Spread out across the western slope of the Manzano Mountain Range, this wilderness varies in elevation from about 6,000 feet to 10,098 feet. The terrain is steep and rugged cut with canyons and marked with outcroppings of rock. Thousands of raptors migrate along the Manzanos in spring and fall as they work their way between Canada and Mexico.

Vegetation consists of piñon and juniper at lower heights, gradually taken over by ponderosa pine and then spruce, fir, and aspen higher up. More than 64 miles of a well-developed trail system provide access to the wilderness.

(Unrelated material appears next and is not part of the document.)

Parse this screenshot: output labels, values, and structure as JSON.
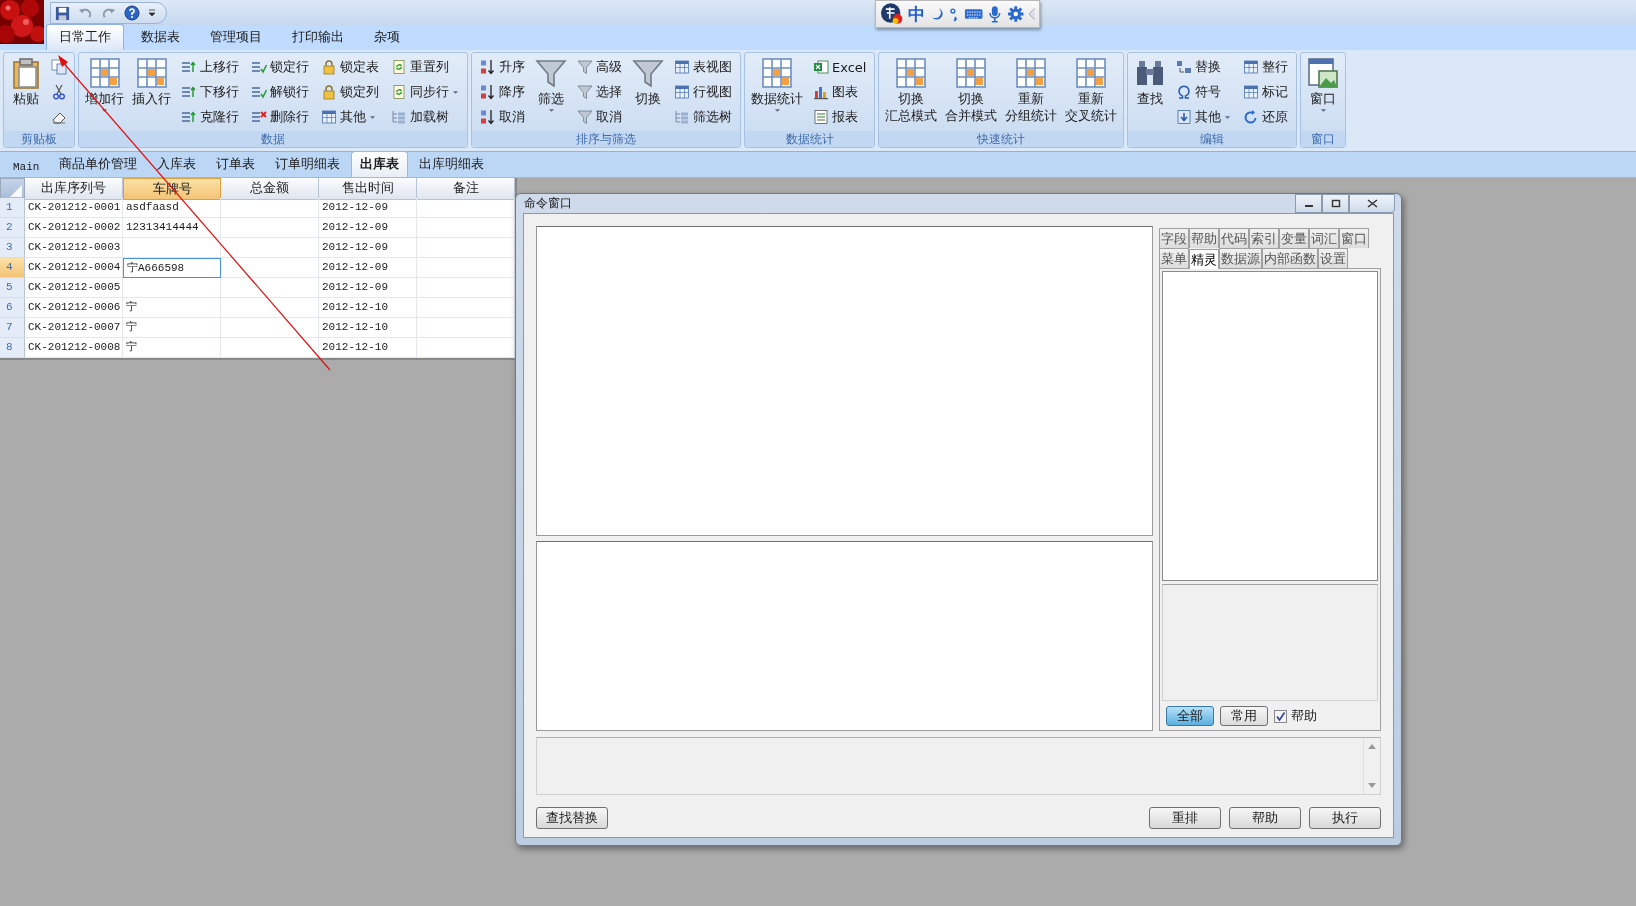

Running for some 40 miles through central New Mexico, east of the Llano de Manzano and west of Estancia Valley, the Manzano Mountains are one of four seemingly connected north-south oriented ranges; from north to south these ranges are the Sandia, the Manzanita, the Manzano, and the Los Pinos Mountains. The southern end of the Manzano Mountains is generally agreed to be Abo Canyon (also known as Abo Arroyo), through which travels US-60. USGS maps show Hell Canyon (Hells Canyon on other maps), on the western slope, as dividing the northern end of the Manzanos from the southern end of the Manzanitas. Hell Canyon is Pueblo of Isleta tribal land, at the northeast corner of Valencia County. Tribal Road 12 extends east into the canyon. 

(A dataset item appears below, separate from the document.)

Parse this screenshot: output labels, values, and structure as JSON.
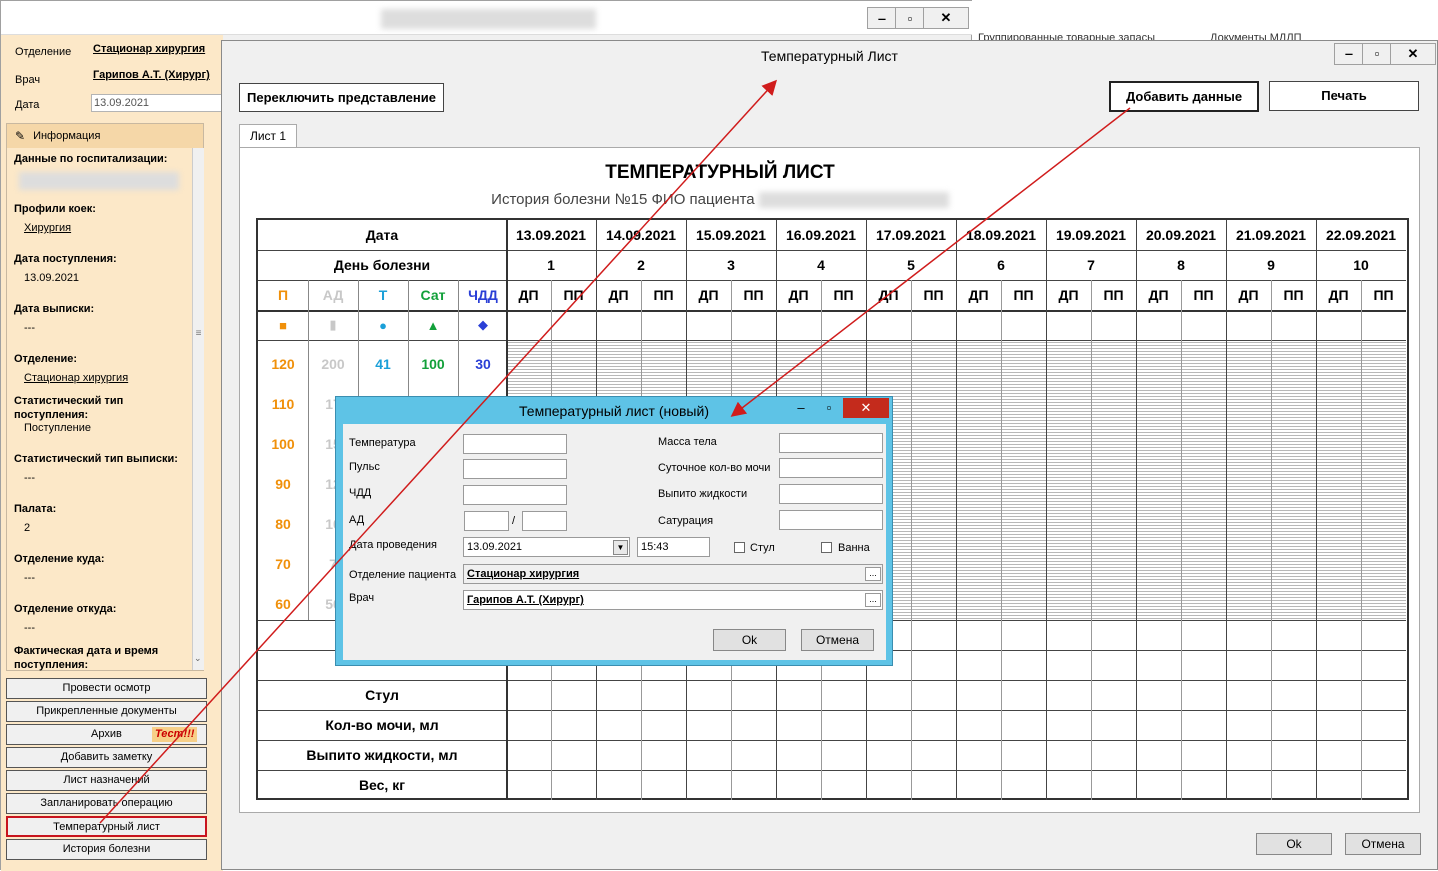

Manzano Peak, at 10,098 FASL the highest point in the range, is part of the 36,875 acre Manzano Wilderness, situated on the range’s western slope. Most of the Manzano Mountains are located within Cibola National Forest, though tribal, state and private land may be found within the range. A relatively small parcel adjoining the wilderness has been designated as a Wilderness Study Area and is administered by the Bureau of Land Management. 

Torrance County encompasses almost all of the Manzanos, though some western portions of the range lie within Valencia County (and possibly by some interpretations, a northeast corner of Socorro County), whereas the northernmost portion is in Bernalillo County. As of summer 2023, there are no Manzano Mountains hotspots in Bernalillo or Socorro counties.

Notable Trails

The AllTrails website has a description and map of a hike in the Fourth of July Canyon.

Content from Official Website, Cibola National Forest Official Website, Cibola National Forest Wilderness Areas, and John Montgomery